The seamless inner garment represents the seamless word of God that is held within and that provides covering against nakedness, which is the life of the person without God.
The unbeliever is naked and the believer outside of fellowship with God reaps the effects of nakedness, even though he is not naked.
To the church at Laodicea:
'Because you say, "I am rich, and have become wealthy, and have need of nothing," and you do not know that you are wretched and miserable and poor and blind and naked, I advise you to buy from Me gold refined by fire, that you may become rich, and white garments, that you may clothe yourself, and that the shame of your nakedness may not be revealed; and eye salve to anoint your eyes, that you may see.
It was not torn just as the word of God cannot be torn. It was given to mankind just as the word of God is given freely. The book The Robe is a wonderful fictional story about the soldier who won this garment.
John is silent about the verbal abuse that was hurled at Him while He hung on the cross about to pay the ransom for all sin.
The accounts of Matthew and Mark are almost identical.
Jesus was crucified close to an intersection of two roads that led out of the north of Jerusalem. Many of the passersby are those traveling in and out of the city.
During the feast many are coming and going. There are many at Jerusalem for this feast, many camped outside the city. Travelers were arriving and leaving as well and those roads are no more than two hundred yards from the crucifixion cite which is on a hill. Jesus was crucified very publically and all could see the titulus or sign above His head reading "King of the Jews."
MAT 27:39 And those passing by were hurling abuse at Him, wagging their heads,
MAT 27:40 and saying, "You who are going to destroy the temple and rebuild it in three days, save Yourself! If You are the Son of God, come down from the cross."
What makes this hard to endure is that He can come down off that cross at any moment.
The Lord likely healed thousands of people from ailments and yet He would not heal Himself of even a scratch.
MAT 27:41 In the same way the chief priests also, along with the scribes and elders, were mocking Him, and saying,
MAT 27:42 "He saved others; He cannot save Himself.
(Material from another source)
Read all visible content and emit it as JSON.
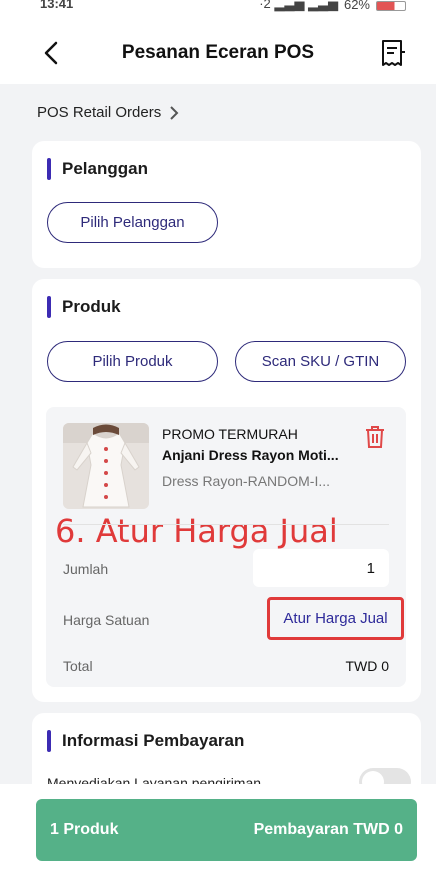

He is the King of Israel; let Him now come down from the cross, and we shall believe in Him.
To save Himself would mean that no one of the human race would be saved.